(App and web page records)
= = = = =

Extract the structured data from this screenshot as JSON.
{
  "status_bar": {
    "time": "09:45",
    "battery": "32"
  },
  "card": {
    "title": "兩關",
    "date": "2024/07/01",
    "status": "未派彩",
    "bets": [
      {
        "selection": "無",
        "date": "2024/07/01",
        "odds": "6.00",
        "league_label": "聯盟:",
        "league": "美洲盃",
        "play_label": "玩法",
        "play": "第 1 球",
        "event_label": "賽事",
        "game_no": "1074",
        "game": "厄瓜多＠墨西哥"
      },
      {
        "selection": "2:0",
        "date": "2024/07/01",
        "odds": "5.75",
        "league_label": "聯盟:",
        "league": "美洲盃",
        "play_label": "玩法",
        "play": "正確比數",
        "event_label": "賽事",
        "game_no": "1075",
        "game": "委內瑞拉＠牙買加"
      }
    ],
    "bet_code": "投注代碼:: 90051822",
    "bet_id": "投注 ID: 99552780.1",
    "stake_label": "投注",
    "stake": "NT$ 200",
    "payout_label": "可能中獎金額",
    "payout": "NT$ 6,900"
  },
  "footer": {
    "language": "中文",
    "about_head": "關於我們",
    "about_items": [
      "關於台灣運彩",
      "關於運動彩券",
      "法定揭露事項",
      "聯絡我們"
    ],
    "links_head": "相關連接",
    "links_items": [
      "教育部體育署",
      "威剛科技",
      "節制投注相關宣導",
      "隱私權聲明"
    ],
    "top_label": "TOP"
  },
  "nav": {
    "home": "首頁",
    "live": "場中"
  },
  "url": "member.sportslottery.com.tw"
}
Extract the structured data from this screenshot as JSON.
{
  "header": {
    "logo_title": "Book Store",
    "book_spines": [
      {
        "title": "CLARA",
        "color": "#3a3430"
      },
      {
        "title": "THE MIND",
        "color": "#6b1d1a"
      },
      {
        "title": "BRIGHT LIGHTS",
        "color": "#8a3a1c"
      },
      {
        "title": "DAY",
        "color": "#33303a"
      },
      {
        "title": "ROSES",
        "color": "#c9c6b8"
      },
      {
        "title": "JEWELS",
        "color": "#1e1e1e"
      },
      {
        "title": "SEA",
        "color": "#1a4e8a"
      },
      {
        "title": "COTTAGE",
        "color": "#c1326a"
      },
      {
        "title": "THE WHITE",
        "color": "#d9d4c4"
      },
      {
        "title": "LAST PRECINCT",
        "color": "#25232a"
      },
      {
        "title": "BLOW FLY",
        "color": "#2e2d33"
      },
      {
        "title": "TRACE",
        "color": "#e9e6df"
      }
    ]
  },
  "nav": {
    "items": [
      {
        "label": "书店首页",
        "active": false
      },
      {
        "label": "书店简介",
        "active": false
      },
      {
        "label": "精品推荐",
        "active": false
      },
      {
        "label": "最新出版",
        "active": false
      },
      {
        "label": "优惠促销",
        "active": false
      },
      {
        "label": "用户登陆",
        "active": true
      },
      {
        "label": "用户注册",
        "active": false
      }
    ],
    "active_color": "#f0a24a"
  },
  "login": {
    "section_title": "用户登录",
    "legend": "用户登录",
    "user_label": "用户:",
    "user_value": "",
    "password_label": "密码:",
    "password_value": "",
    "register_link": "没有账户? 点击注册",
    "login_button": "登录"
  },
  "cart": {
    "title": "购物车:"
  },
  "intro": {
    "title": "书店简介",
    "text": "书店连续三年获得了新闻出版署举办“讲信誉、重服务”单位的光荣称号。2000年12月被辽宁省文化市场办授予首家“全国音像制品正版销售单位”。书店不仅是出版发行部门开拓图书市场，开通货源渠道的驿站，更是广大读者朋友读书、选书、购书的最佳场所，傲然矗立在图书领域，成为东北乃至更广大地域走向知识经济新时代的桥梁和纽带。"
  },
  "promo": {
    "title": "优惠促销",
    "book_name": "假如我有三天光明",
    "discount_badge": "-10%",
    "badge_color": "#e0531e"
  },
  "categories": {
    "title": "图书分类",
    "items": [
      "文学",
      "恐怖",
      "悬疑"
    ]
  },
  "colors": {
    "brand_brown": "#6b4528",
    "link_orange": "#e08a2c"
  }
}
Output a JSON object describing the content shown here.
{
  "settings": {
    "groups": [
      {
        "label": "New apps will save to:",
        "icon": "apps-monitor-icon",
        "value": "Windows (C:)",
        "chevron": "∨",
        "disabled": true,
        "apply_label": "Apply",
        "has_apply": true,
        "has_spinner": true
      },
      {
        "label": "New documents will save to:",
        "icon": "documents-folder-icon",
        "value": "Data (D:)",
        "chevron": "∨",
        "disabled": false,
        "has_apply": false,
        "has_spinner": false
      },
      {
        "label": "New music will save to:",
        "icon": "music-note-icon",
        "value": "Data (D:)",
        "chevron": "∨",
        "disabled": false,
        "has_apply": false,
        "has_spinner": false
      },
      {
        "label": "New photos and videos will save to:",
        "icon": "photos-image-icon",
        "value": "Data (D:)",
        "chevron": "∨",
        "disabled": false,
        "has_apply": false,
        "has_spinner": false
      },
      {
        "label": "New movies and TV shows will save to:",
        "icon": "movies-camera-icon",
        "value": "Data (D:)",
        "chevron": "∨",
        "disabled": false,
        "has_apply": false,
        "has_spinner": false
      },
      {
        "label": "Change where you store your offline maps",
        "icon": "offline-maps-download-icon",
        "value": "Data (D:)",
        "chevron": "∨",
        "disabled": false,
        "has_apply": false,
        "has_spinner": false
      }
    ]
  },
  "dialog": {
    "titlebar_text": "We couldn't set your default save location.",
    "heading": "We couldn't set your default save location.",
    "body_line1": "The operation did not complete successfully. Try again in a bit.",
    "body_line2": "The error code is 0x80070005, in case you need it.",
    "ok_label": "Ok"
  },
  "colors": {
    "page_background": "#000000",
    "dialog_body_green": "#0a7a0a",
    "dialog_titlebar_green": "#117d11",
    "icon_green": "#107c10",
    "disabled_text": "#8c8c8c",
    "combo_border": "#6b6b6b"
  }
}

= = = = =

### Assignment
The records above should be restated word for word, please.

### Answer for this exercise
Extract the structured data from this screenshot as JSON.
{
  "status_bar": {
    "time": "09:45",
    "battery": "32"
  },
  "card": {
    "title": "兩關",
    "date": "2024/07/01",
    "status": "未派彩",
    "bets": [
      {
        "selection": "無",
        "date": "2024/07/01",
        "odds": "6.00",
        "league_label": "聯盟:",
        "league": "美洲盃",
        "play_label": "玩法",
        "play": "第 1 球",
        "event_label": "賽事",
        "game_no": "1074",
        "game": "厄瓜多＠墨西哥"
      },
      {
        "selection": "2:0",
        "date": "2024/07/01",
        "odds": "5.75",
        "league_label": "聯盟:",
        "league": "美洲盃",
        "play_label": "玩法",
        "play": "正確比數",
        "event_label": "賽事",
        "game_no": "1075",
        "game": "委內瑞拉＠牙買加"
      }
    ],
    "bet_code": "投注代碼:: 90051822",
    "bet_id": "投注 ID: 99552780.1",
    "stake_label": "投注",
    "stake": "NT$ 200",
    "payout_label": "可能中獎金額",
    "payout": "NT$ 6,900"
  },
  "footer": {
    "language": "中文",
    "about_head": "關於我們",
    "about_items": [
      "關於台灣運彩",
      "關於運動彩券",
      "法定揭露事項",
      "聯絡我們"
    ],
    "links_head": "相關連接",
    "links_items": [
      "教育部體育署",
      "威剛科技",
      "節制投注相關宣導",
      "隱私權聲明"
    ],
    "top_label": "TOP"
  },
  "nav": {
    "home": "首頁",
    "live": "場中"
  },
  "url": "member.sportslottery.com.tw"
}
Extract the structured data from this screenshot as JSON.
{
  "header": {
    "logo_title": "Book Store",
    "book_spines": [
      {
        "title": "CLARA",
        "color": "#3a3430"
      },
      {
        "title": "THE MIND",
        "color": "#6b1d1a"
      },
      {
        "title": "BRIGHT LIGHTS",
        "color": "#8a3a1c"
      },
      {
        "title": "DAY",
        "color": "#33303a"
      },
      {
        "title": "ROSES",
        "color": "#c9c6b8"
      },
      {
        "title": "JEWELS",
        "color": "#1e1e1e"
      },
      {
        "title": "SEA",
        "color": "#1a4e8a"
      },
      {
        "title": "COTTAGE",
        "color": "#c1326a"
      },
      {
        "title": "THE WHITE",
        "color": "#d9d4c4"
      },
      {
        "title": "LAST PRECINCT",
        "color": "#25232a"
      },
      {
        "title": "BLOW FLY",
        "color": "#2e2d33"
      },
      {
        "title": "TRACE",
        "color": "#e9e6df"
      }
    ]
  },
  "nav": {
    "items": [
      {
        "label": "书店首页",
        "active": false
      },
      {
        "label": "书店简介",
        "active": false
      },
      {
        "label": "精品推荐",
        "active": false
      },
      {
        "label": "最新出版",
        "active": false
      },
      {
        "label": "优惠促销",
        "active": false
      },
      {
        "label": "用户登陆",
        "active": true
      },
      {
        "label": "用户注册",
        "active": false
      }
    ],
    "active_color": "#f0a24a"
  },
  "login": {
    "section_title": "用户登录",
    "legend": "用户登录",
    "user_label": "用户:",
    "user_value": "",
    "password_label": "密码:",
    "password_value": "",
    "register_link": "没有账户? 点击注册",
    "login_button": "登录"
  },
  "cart": {
    "title": "购物车:"
  },
  "intro": {
    "title": "书店简介",
    "text": "书店连续三年获得了新闻出版署举办“讲信誉、重服务”单位的光荣称号。2000年12月被辽宁省文化市场办授予首家“全国音像制品正版销售单位”。书店不仅是出版发行部门开拓图书市场，开通货源渠道的驿站，更是广大读者朋友读书、选书、购书的最佳场所，傲然矗立在图书领域，成为东北乃至更广大地域走向知识经济新时代的桥梁和纽带。"
  },
  "promo": {
    "title": "优惠促销",
    "book_name": "假如我有三天光明",
    "discount_badge": "-10%",
    "badge_color": "#e0531e"
  },
  "categories": {
    "title": "图书分类",
    "items": [
      "文学",
      "恐怖",
      "悬疑"
    ]
  },
  "colors": {
    "brand_brown": "#6b4528",
    "link_orange": "#e08a2c"
  }
}
Output a JSON object describing the content shown here.
{
  "settings": {
    "groups": [
      {
        "label": "New apps will save to:",
        "icon": "apps-monitor-icon",
        "value": "Windows (C:)",
        "chevron": "∨",
        "disabled": true,
        "apply_label": "Apply",
        "has_apply": true,
        "has_spinner": true
      },
      {
        "label": "New documents will save to:",
        "icon": "documents-folder-icon",
        "value": "Data (D:)",
        "chevron": "∨",
        "disabled": false,
        "has_apply": false,
        "has_spinner": false
      },
      {
        "label": "New music will save to:",
        "icon": "music-note-icon",
        "value": "Data (D:)",
        "chevron": "∨",
        "disabled": false,
        "has_apply": false,
        "has_spinner": false
      },
      {
        "label": "New photos and videos will save to:",
        "icon": "photos-image-icon",
        "value": "Data (D:)",
        "chevron": "∨",
        "disabled": false,
        "has_apply": false,
        "has_spinner": false
      },
      {
        "label": "New movies and TV shows will save to:",
        "icon": "movies-camera-icon",
        "value": "Data (D:)",
        "chevron": "∨",
        "disabled": false,
        "has_apply": false,
        "has_spinner": false
      },
      {
        "label": "Change where you store your offline maps",
        "icon": "offline-maps-download-icon",
        "value": "Data (D:)",
        "chevron": "∨",
        "disabled": false,
        "has_apply": false,
        "has_spinner": false
      }
    ]
  },
  "dialog": {
    "titlebar_text": "We couldn't set your default save location.",
    "heading": "We couldn't set your default save location.",
    "body_line1": "The operation did not complete successfully. Try again in a bit.",
    "body_line2": "The error code is 0x80070005, in case you need it.",
    "ok_label": "Ok"
  },
  "colors": {
    "page_background": "#000000",
    "dialog_body_green": "#0a7a0a",
    "dialog_titlebar_green": "#117d11",
    "icon_green": "#107c10",
    "disabled_text": "#8c8c8c",
    "combo_border": "#6b6b6b"
  }
}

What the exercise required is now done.